While I, as a creative writing student, might be biased, I strongly believe that literature is one of the most powerful things ever. For many people literature is how we find others who are like us or who are different to us and through that we learn about identities and experiences and people. It is however a lot easier for some people to find literature which makes them feel represented or literature with characters or people they can identify themselves with than it is for others. One of the groups it is less easy for is the LGBT community. In this article I will speak about the relevance of queer literature, some small history of queer fiction and what we are or should be striving for in the future regarding literature.
Imagine you are a young person sat in your room feeling confused, lonely and frustrated because the world out there doesn’t seem to understand you and there is nobody like you who can help you understand yourself. You pick up a book and in that book you find a character, just one small character, who has the same sexuality and same gender identity as you. You read on and find that maybe you aren’t actually alone and maybe there is a way to describe how you feel inside and hey, if this character can show who or what they are and live their life being proud of that, then you can too! Now imagine you don’t get that because your sexuality or gender identity doesn’t fit into the social default of straight and cis-gender, and you are left there confused, lonely and frustrated. That is why representation is so very important.

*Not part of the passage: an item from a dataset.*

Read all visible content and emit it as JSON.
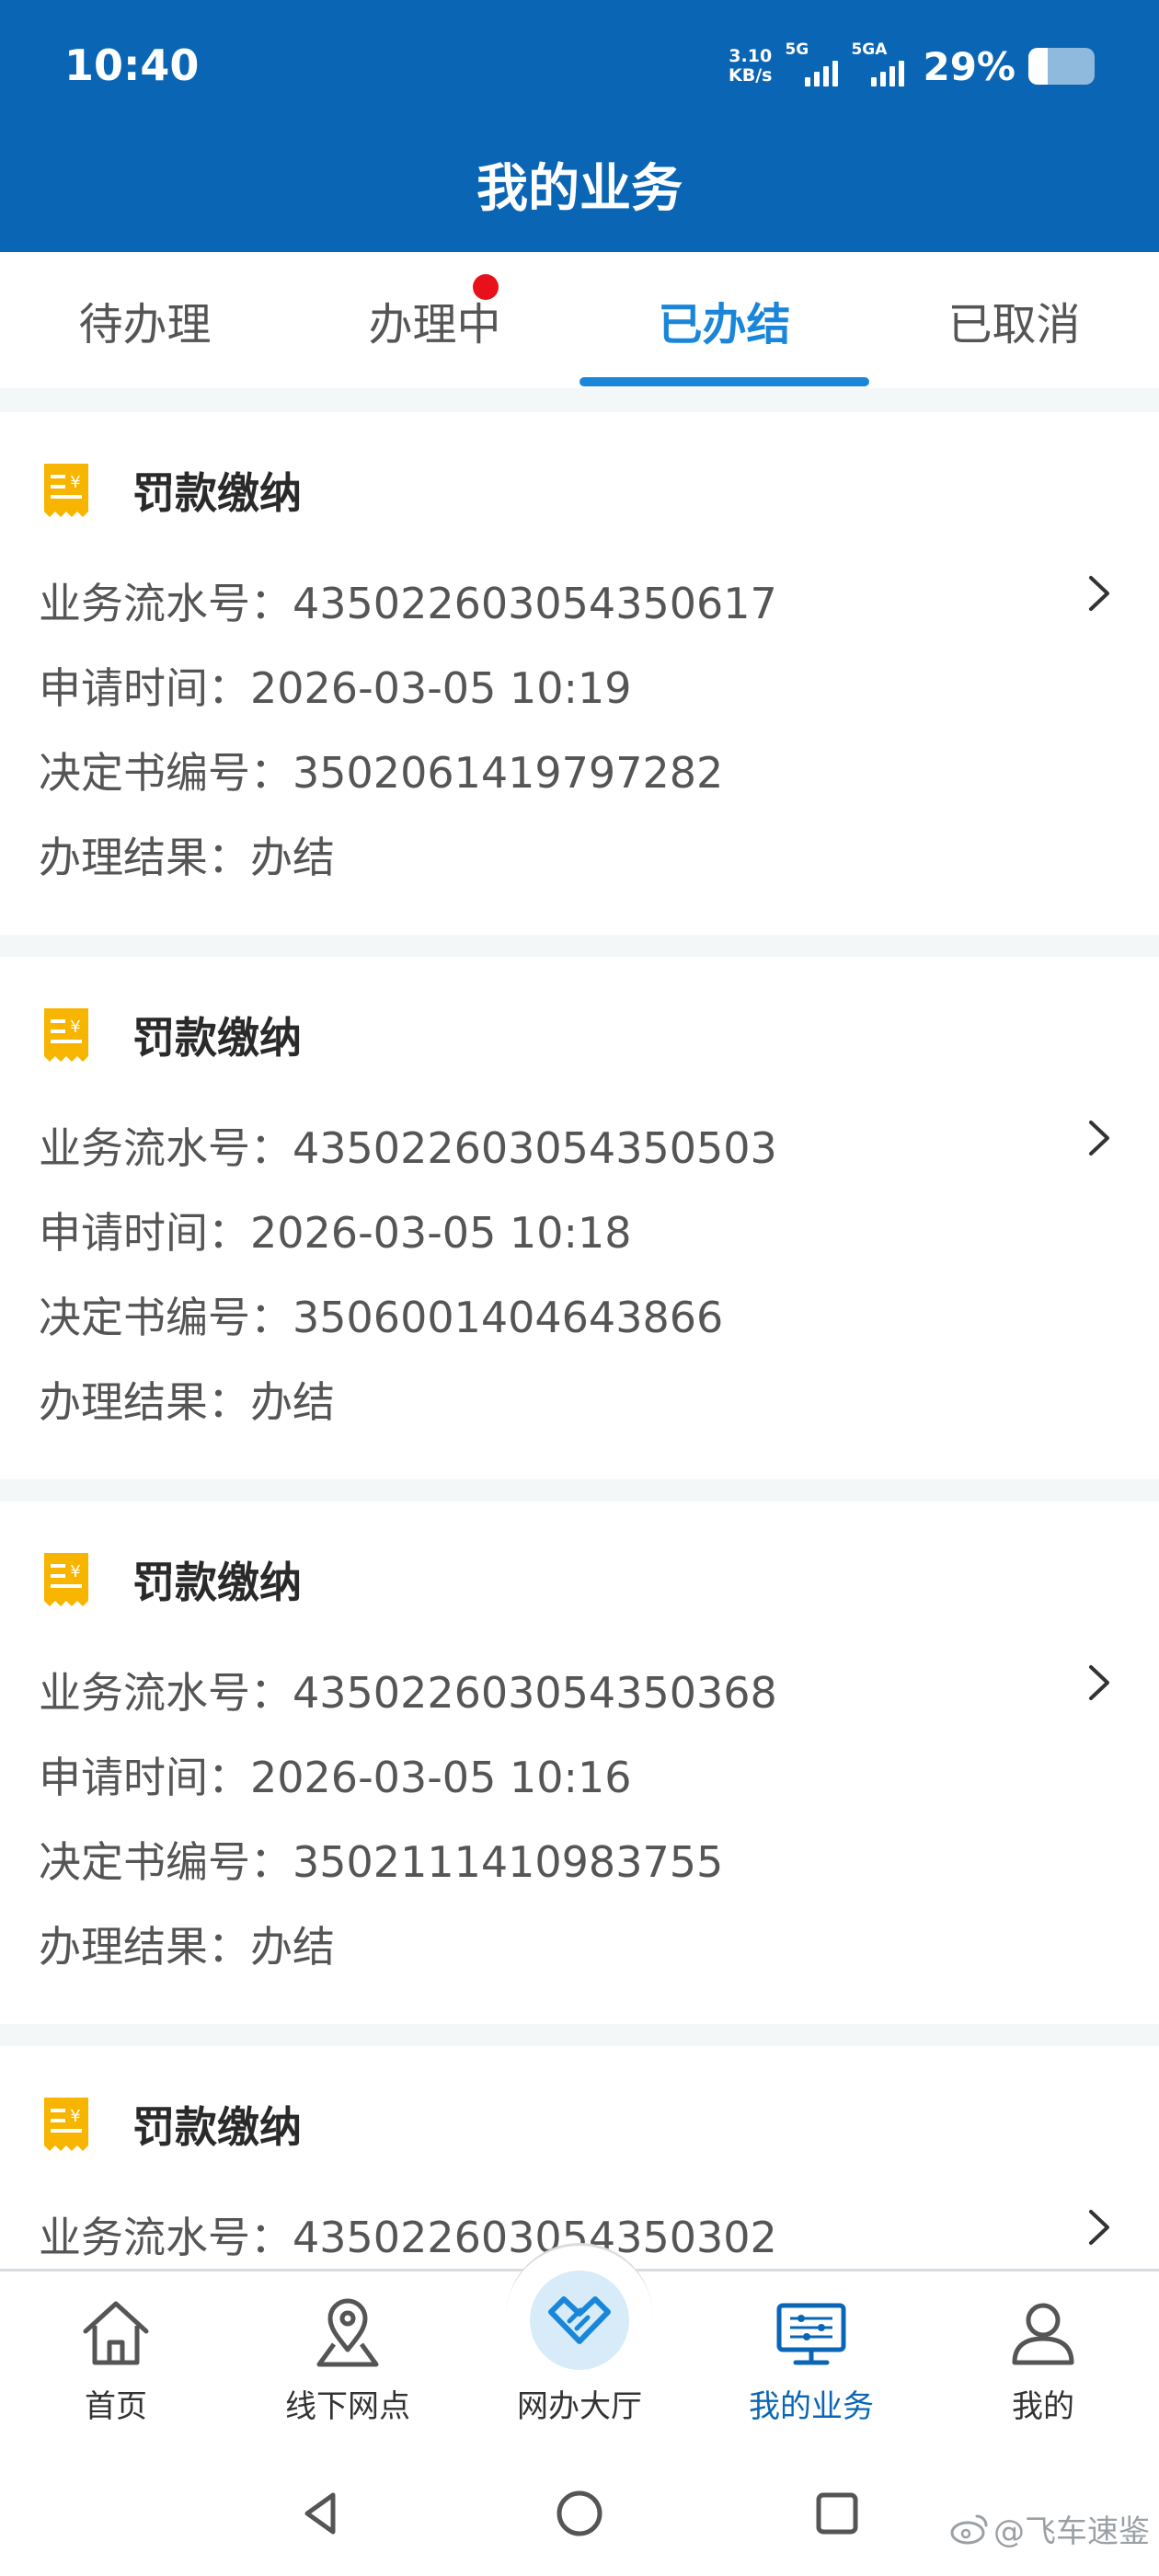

LGBT youth have greater vulnerability to a wide range of health (both mental and physical) and social problems such as disordered eating, sexual assault and transmitted diseases, homelessness, abuse and suicide which are frequently caused by discrimination, marginalisation, and isolation. Being able to find a novel, or even just a short story, that makes you feel less alone, less marginalised and makes you feel that you can be proud no matter what can decrease those higher risks that come with being LGBT.
We are lucky nowadays because of the vast amount of diverse literature that exists out there and which we can access almost instantly. This was not always the case though. Queer literature has become far more accessible and common in our contemporary society. This is arguably due to the movements that have brought LGBT rights to the forefront as well as the ancestors of today’s queer fiction, those who have paved the path in times where differing sexualities, let alone varied gender identities, were forbidden. Joseph and His Friend: a Story of Pennsylvania by Bayard Taylor (1870) is argued to be the first gay American novel, as it depicts two male characters who, despite the author’s added plausible deniability, are irrefutably in love with one another. In 1870 homosexuality would have been virtually unheard of, partially due to the fact that the term ‘homosexual’ was only coined by Hungarian doctor, Karl-Marie Benkert, in 1869 and did not reach the UK or America until long after the novel was published. The novel however depicts the love Joseph has for his friend and they are described to have ‘kissed each other’ in one scene and it is implied that they had intercourse in another. Taylor explicitly depicts the kiss but, due to social constraints he would have been unable to be anything other than implicit with the intercourse of the characters. As additional context, 1870 was 25 years before the trial of Oscar Wilde who was placed on trial for gross indecency (which homosexual behaviour was referred to then) and whose writing was used as evidence against him during his trial. Wilde was convicted and sentenced to two years of intense labour. Now imagine what would have happened 25 years prior to Taylor if he had been explicit with the relationship of the two characters and did not add plausible deniability through his character pursuing women, especially considering homosexual behaviour was punishable by castration and imprisonment. In 1870 nobody was writing publicly for LGBT people, which can be seen as a cause for why many LGBT people hid who they truly were, similarly to how in the novel Joseph hides his love for his friend by marrying his friend’s sister. Nonetheless, Taylor is revolutionary for his time, and can be seen as one of the first stones for the road that has led to today’s diverse range of LGBT fiction with openly queer writers such as David Levithan (Two Boys Kissing), Adam Silvera (History is all You left Me) or Meredith Russo (If I Was Your Girl) being able to create fiction which allows young LGBT people to feel represented and heard within media.
Reading queer fiction can be reassuring for LGBT youth, but it can also be educational for straight cis people. Through literature we can meet a plethora of different people and learn about identities that are not the same as our own, thus opening our minds and educating us. That is why LGBT literature is so important. I encourage everybody to find and support LGBT literature and to read as much of it and as diverse a range as you can. Just reading novels about white gay boys written by straight white women, while appreciated, is not enough. We need to read novels about trans women written by trans women, such as Birthday and If I Was Your Girl by Meredith Russo. We need to read stories about bisexuals written by bisexuals, such as the Captive Prince series by C S Pacat. We need to read books about gay Latinos written by gay Latino men, such as Aristotle and Dante Discover the Secrets of the Universe by Benjamin Alire Sáenz. We need to read stories of intersectional experiences, of race and sexuality, such as James Baldwin’s Giovanni’s Room.
So, to conclude, literature has come a long way from being ‘constrained about alluding to homosexuality’ as author Dave Astor states. However, it can still go so much further than where it is now if we allow it to, if we pick up LGBT themed books, short stories, novels etc, if we support LGBT authors and their work. This is why the AberBalch/AberPride committee will be sharing their favourite Queer media on the public Facebook page.